Daily gratitudes:
Kelsea
MKL
People who stand by me
Prayers
Clouds

 

I wasn’t around for Pearl Harbor. Unbelievably, I’m not that old. But my parents equated their feelings about 9/11 with the feelings they experienced when they heard about Pearl Harbor. My father was unable to serve, so my first-hand experience of World War II is non-existent.

Almost.

Years ago, when I was a road warrior for work, I spent a lot of time in New York City.  On one visit, I had a string of meetings with ad agencies on December 7. I liked (and still do like) to create quintessential experiences for myself wherever I go, and so at the end of a long day, I decided to go have an experience at Sardi’s.

For those of you who don’t know it, Sardi’s is a classic restaurant in the Theatre District. It’s one of those places that you can go for a late supper after the show lets out. Known for the hundreds of caricatures of celebrities lining the walls of the dining room, Sardi’s has been a Broadway institution for 90 years. I considered it my duty to experience it firsthand, so on a chill December twilight, I made my way under the flashing neon and the burgundy awning, through the mahogany and glass doors with their brass kickplate, and into a slice of history.

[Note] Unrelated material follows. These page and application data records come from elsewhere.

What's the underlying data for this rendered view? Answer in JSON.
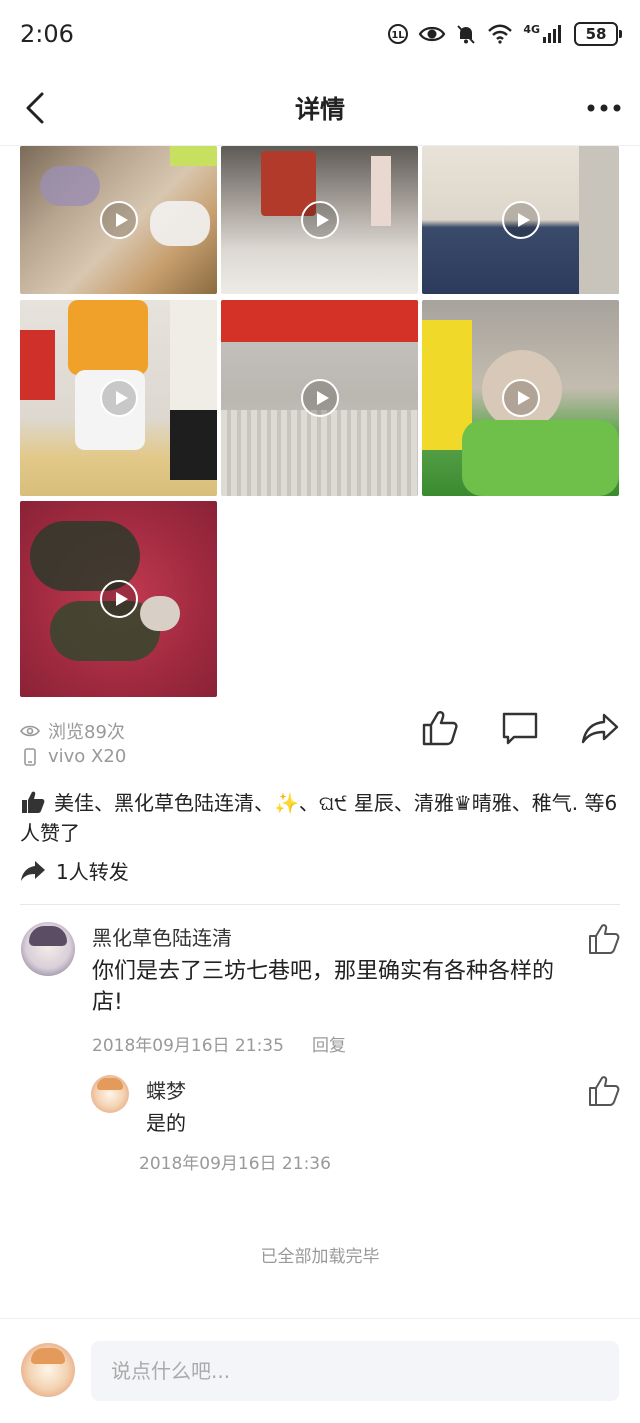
{
  "status_bar": {
    "time": "2:06",
    "network_label": "4G",
    "battery": "58",
    "icons": [
      "hd-icon",
      "eye-icon",
      "mute-bell-icon",
      "wifi-icon",
      "signal-icon",
      "battery-icon"
    ]
  },
  "nav": {
    "title": "详情",
    "back_icon": "chevron-left-icon",
    "more_icon": "more-dots-icon"
  },
  "media": [
    {
      "type": "video",
      "desc": "plush toys store"
    },
    {
      "type": "video",
      "desc": "mall train"
    },
    {
      "type": "video",
      "desc": "person walking"
    },
    {
      "type": "video",
      "desc": "mascot costume"
    },
    {
      "type": "video",
      "desc": "hamster in box"
    },
    {
      "type": "video",
      "desc": "hamster eating vegetable"
    },
    {
      "type": "video",
      "desc": "hamster bowl"
    }
  ],
  "post_meta": {
    "views": "浏览89次",
    "device": "vivo X20"
  },
  "likes": {
    "text": "美佳、黑化草色陆连清、✨、ଘ੯ 星辰、清雅♛晴雅、稚气. 等6人赞了"
  },
  "forward": {
    "text": "1人转发"
  },
  "comments": [
    {
      "name": "黑化草色陆连清",
      "text": "你们是去了三坊七巷吧，那里确实有各种各样的店!",
      "time": "2018年09月16日 21:35",
      "reply_label": "回复",
      "replies": [
        {
          "name": "蝶梦",
          "text": "是的",
          "time": "2018年09月16日 21:36"
        }
      ]
    }
  ],
  "footer": {
    "loaded_text": "已全部加载完毕"
  },
  "input": {
    "placeholder": "说点什么吧..."
  }
}
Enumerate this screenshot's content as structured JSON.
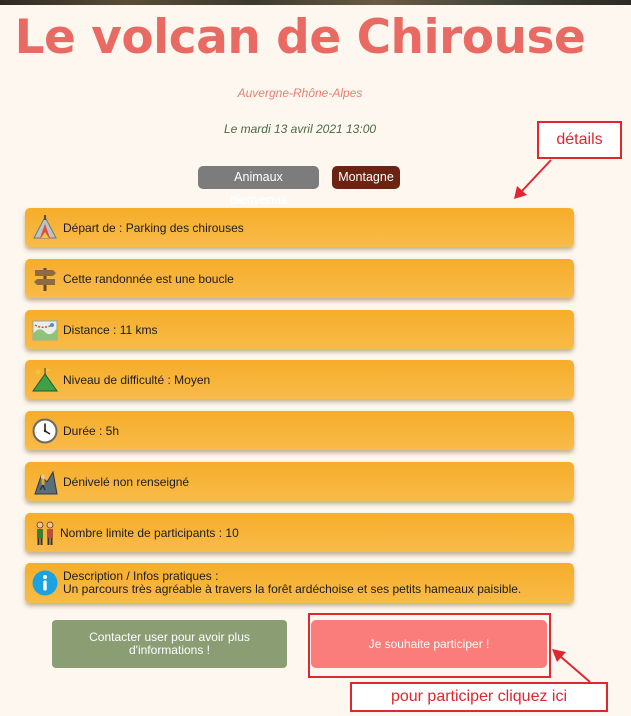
{
  "header": {
    "title": "Le volcan de Chirouse",
    "region": "Auvergne-Rhône-Alpes",
    "date": "Le mardi 13 avril 2021 13:00"
  },
  "tags": [
    {
      "label": "Animaux bienvenus"
    },
    {
      "label": "Montagne"
    }
  ],
  "details": {
    "departure": {
      "label": "Départ de : Parking des chirouses",
      "icon": "campfire-tent-icon"
    },
    "loop": {
      "label": "Cette randonnée est une boucle",
      "icon": "signpost-icon"
    },
    "distance": {
      "label": "Distance : 11 kms",
      "icon": "map-icon"
    },
    "difficulty": {
      "label": "Niveau de difficulté : Moyen",
      "icon": "mountain-summit-icon"
    },
    "duration": {
      "label": "Durée : 5h",
      "icon": "clock-icon"
    },
    "elevation": {
      "label": "Dénivelé non renseigné",
      "icon": "climber-icon"
    },
    "participants": {
      "label": "Nombre limite de participants : 10",
      "icon": "hikers-icon"
    },
    "description": {
      "title": "Description / Infos pratiques :",
      "text": "Un parcours très agréable à travers la forêt ardéchoise et ses petits hameaux paisible.",
      "icon": "info-icon"
    }
  },
  "actions": {
    "contact_label": "Contacter user pour avoir plus d'informations !",
    "participate_label": "Je souhaite participer !"
  },
  "annotations": {
    "details_label": "détails",
    "participate_hint": "pour participer cliquez ici"
  },
  "colors": {
    "title": "#e96a62",
    "row_background": "#f6ad2a",
    "contact_button": "#8a9d73",
    "participate_button": "#fb7d7b",
    "annotation_red": "#e0262e"
  }
}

The dining room was quiet so early in the evening, so I headed upstairs to the bar, which was bustling. I ordered a martini and stood back a bit, watching, gauging the energy of the people clustered together chatting. But not for long. The folks were welcoming and social and I was almost immediately included in conversations with people who seemed to have known the place forever.

There was a very drunk elderly woman, garbed in exquisitely pure white, complete with turban, wearing way too much makeup and hanging onto an extremely handsome young Brazilian man.  She was somehow related to the New York Times family, and we had a long chat. She kindly bought me another martini, and when she had excused herself to powder her nose, the Brazilian gentleman slipped me his card – thick, cream-colored, embossed with his name.  He was her kept man – her Giglio, he explained with pride. But if I required anything, he was sure he could get away, and she wouldn’t mind. How…. kind.  He was really quite charming, discrete and nice about it all. And I declined, in case you were wondering.

There was a small circle of old-school newspaper reporters who enjoyed complaining as much as they enjoyed drinking, which was quite a lot, and seeing as how I was a fresh ear, they bought me another martini and regaled me with tales about their long careers.

And then there was the final little circle of elderly gentlemen.  About six of them. They were all Pearl Harbor survivors. They met at Sardi’s every year, coming from around the country on December 7 to celebrate life, loss, patriotism, and victories large and small.  Two of them had overcome cancer.  Others had lost spouses, children, careers. But all were proud of their own survival, their own tenacious hold on life.  They told me stories – where they had been, what it had been like, how they had felt.  Tears were shed. After a couple more martinis for all – I bought them a round – they made me an honorary member of their unit and asked me to promise to come back the next year. They would be there.  I was honored. And I was proud to have been able to meet them all.

I did not make it back next year. In fact, I never made it back. But December 7 never passes without my recalling those men and that night.  I’m fairly sure that their number has dwindled, perhaps to nothing. Nevertheless, I am with them in spirit tonight, wherever they are.

(And after that many martinis, I had dinner with an ex-boyfriend and his wife, and spent the evening pretending that I spoke broken English with a charming French accent when the waiter was around, much to his amusement and her displeasure. I think the old boys would have gotten a kick out of it.)

 

July 2019
M T W T F S S
« Jan    
1234567
891011121314
15161718192021
22232425262728
293031  

Archives

Make your life a little sweeter every day! Sign up for an email subscription to Seasweetie.

Join 2,117 other followers

wordpress stats
plugin
%d bloggers like this: